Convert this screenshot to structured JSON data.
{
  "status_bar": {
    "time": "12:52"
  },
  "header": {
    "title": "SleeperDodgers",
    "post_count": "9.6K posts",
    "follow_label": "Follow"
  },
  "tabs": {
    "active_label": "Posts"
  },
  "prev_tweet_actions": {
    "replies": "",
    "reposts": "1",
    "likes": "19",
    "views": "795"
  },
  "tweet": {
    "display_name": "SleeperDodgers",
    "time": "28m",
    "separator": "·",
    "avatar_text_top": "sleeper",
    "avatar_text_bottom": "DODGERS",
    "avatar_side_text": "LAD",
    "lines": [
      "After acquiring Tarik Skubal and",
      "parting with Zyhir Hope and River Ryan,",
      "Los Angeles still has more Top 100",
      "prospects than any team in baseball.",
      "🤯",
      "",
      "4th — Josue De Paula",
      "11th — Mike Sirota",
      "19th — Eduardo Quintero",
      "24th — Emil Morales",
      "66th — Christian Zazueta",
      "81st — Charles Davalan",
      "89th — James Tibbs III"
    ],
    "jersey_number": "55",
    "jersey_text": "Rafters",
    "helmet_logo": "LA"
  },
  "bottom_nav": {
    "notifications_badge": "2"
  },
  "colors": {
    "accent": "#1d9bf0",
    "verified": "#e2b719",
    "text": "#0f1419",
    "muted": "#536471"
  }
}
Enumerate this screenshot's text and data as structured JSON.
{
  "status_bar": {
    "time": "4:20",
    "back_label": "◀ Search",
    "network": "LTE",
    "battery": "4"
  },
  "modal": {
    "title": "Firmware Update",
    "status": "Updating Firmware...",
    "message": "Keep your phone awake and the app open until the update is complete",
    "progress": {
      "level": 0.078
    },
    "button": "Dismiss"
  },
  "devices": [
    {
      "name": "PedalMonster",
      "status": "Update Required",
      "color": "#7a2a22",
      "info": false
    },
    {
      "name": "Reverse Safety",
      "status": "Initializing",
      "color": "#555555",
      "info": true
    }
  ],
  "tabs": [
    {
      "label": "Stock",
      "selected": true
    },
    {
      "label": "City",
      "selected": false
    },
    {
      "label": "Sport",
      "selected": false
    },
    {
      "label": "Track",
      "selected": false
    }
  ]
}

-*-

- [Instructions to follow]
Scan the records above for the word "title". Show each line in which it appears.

- [Answer space]
    "title": "SleeperDodgers",
    "title": "Firmware Update",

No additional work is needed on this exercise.